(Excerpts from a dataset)
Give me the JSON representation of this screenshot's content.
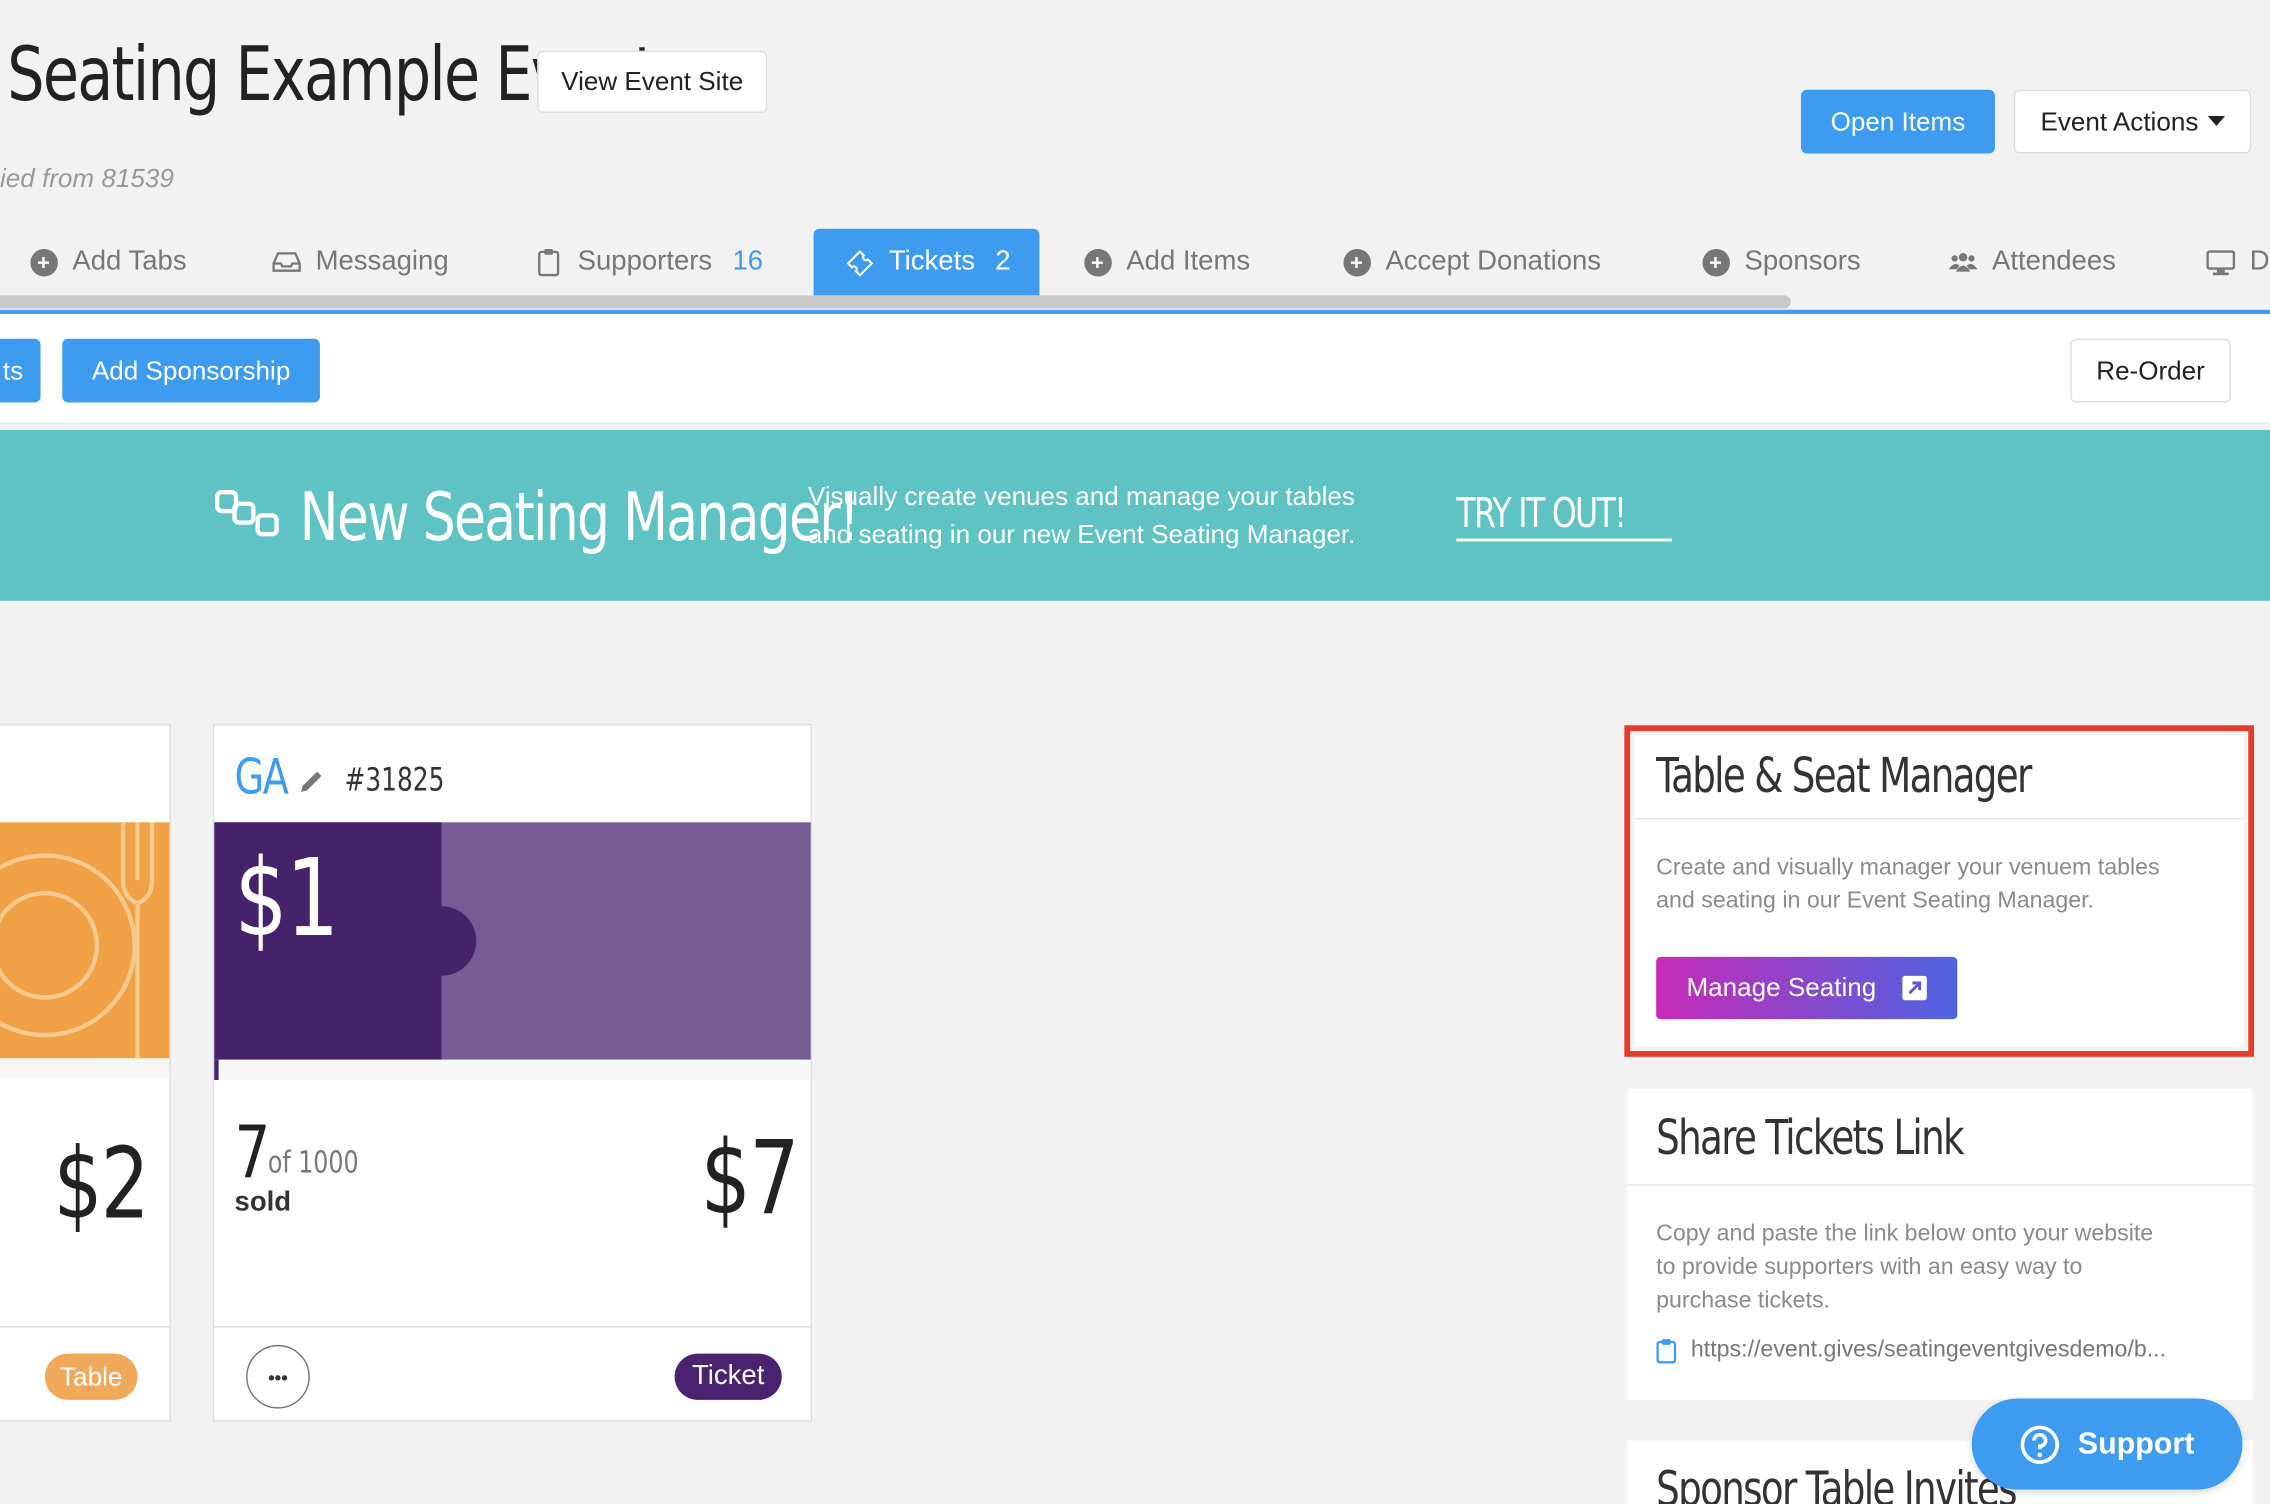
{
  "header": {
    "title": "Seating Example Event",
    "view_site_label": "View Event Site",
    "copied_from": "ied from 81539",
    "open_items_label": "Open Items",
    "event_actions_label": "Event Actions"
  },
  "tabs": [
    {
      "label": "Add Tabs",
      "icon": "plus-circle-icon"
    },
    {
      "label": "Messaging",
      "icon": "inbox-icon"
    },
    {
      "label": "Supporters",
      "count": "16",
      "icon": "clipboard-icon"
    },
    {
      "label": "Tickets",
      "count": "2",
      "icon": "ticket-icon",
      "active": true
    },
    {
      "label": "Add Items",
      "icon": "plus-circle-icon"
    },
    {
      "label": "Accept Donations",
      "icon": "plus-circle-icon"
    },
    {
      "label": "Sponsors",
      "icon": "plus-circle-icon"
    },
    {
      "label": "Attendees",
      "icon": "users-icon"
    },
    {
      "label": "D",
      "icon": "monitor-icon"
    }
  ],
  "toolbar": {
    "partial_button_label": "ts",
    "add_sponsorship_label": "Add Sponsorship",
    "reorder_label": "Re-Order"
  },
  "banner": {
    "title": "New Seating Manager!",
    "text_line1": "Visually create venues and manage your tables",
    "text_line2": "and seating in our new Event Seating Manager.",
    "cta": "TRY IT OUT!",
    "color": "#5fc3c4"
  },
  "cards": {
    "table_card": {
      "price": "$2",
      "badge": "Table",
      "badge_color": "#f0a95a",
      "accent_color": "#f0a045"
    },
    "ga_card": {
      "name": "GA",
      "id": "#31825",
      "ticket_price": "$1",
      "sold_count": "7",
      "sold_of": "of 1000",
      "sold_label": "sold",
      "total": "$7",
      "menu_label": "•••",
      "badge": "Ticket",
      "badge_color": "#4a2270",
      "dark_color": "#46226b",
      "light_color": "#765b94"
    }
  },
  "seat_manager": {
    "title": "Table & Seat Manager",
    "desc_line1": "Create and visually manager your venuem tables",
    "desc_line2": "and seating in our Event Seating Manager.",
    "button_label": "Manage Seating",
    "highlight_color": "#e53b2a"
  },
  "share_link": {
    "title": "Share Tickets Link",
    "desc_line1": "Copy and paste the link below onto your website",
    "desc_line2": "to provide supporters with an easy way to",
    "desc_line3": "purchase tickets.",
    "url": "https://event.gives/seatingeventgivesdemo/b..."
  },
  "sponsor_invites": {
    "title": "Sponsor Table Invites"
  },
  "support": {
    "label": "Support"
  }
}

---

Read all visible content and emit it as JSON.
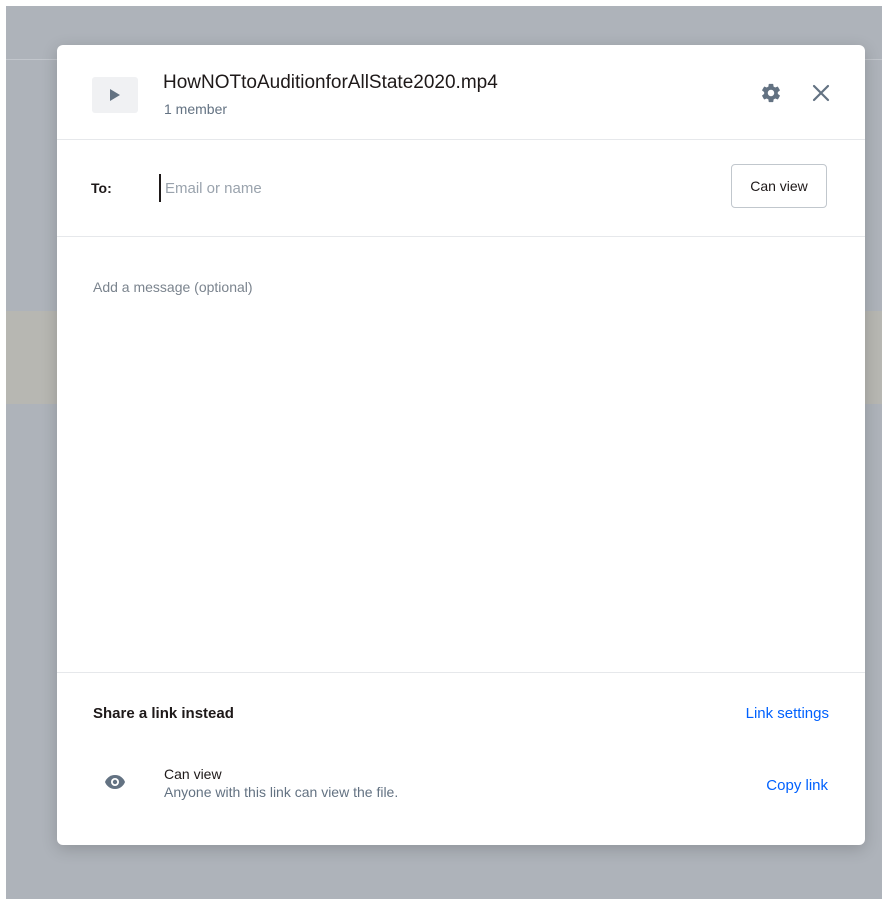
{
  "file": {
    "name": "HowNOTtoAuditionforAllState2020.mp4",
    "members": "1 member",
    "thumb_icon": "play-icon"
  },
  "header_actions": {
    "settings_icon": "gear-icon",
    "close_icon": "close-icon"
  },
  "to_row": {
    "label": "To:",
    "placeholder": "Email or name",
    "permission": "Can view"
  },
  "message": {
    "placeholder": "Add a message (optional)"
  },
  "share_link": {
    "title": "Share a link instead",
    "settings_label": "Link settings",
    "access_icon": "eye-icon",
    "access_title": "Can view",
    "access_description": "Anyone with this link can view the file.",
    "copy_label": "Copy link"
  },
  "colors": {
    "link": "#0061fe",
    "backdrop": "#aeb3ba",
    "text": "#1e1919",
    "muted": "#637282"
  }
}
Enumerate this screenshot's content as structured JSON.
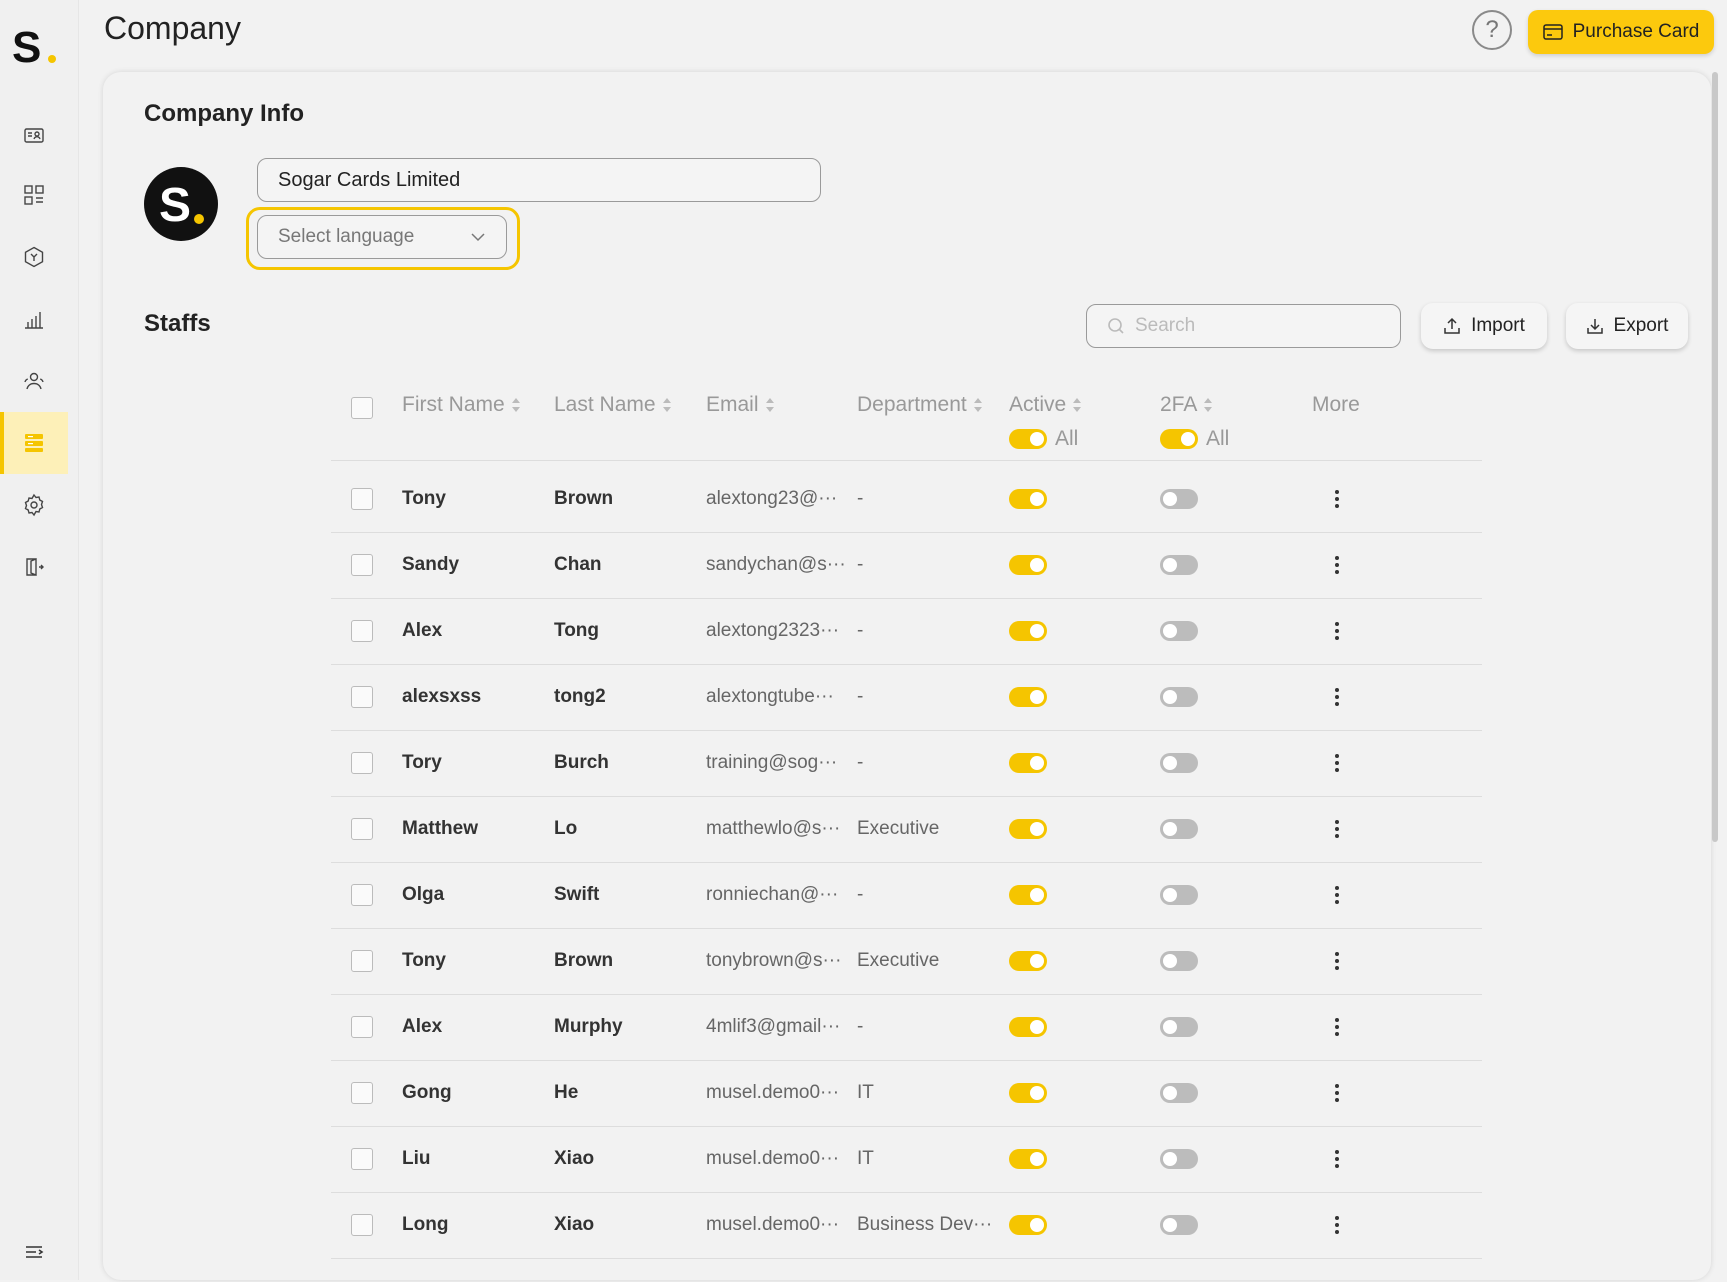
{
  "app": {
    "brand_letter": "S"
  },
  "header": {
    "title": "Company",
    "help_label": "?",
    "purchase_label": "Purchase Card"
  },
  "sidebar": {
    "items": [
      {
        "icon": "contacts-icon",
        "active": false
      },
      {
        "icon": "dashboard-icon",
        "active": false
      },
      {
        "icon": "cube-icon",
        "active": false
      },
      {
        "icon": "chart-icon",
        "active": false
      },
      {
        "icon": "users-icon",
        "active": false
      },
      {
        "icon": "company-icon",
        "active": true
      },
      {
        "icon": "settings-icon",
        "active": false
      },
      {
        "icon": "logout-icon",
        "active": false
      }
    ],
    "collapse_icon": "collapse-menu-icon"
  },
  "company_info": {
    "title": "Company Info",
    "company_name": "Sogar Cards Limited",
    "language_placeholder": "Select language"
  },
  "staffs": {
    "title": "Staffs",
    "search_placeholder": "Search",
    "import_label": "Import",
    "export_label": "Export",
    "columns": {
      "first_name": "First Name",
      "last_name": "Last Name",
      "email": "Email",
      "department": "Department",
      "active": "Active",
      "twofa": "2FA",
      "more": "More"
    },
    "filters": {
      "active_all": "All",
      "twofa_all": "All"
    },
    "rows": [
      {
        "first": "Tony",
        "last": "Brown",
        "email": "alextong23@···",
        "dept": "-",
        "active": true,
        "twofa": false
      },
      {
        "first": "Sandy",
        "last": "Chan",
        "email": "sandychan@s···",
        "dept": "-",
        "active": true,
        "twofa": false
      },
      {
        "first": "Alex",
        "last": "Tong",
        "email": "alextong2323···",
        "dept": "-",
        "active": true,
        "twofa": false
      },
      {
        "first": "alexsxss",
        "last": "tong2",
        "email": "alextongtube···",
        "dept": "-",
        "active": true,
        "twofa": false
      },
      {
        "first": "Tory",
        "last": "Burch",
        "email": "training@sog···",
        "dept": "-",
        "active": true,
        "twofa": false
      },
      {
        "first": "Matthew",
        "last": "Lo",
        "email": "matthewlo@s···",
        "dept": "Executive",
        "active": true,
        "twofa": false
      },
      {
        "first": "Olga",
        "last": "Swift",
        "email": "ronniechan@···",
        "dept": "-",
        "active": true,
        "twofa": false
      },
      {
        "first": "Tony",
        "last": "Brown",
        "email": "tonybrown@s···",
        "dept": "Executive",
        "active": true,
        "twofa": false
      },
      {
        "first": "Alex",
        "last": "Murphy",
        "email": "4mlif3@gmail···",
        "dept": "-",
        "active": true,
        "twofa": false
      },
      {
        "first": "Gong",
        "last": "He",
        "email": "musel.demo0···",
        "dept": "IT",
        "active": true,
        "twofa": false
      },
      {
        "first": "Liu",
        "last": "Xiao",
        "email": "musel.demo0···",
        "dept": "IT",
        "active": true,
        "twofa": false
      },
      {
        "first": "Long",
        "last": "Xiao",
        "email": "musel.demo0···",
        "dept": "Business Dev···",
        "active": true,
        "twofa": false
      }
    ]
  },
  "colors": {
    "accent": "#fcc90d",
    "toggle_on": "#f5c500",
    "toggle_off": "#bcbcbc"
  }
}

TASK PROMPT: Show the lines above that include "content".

SOLUTION FOR THIS TASK:
Give me the JSON representation of this screenshot's content.
Read all visible content and emit it as JSON.
Enumerate this screenshot's content as structured JSON.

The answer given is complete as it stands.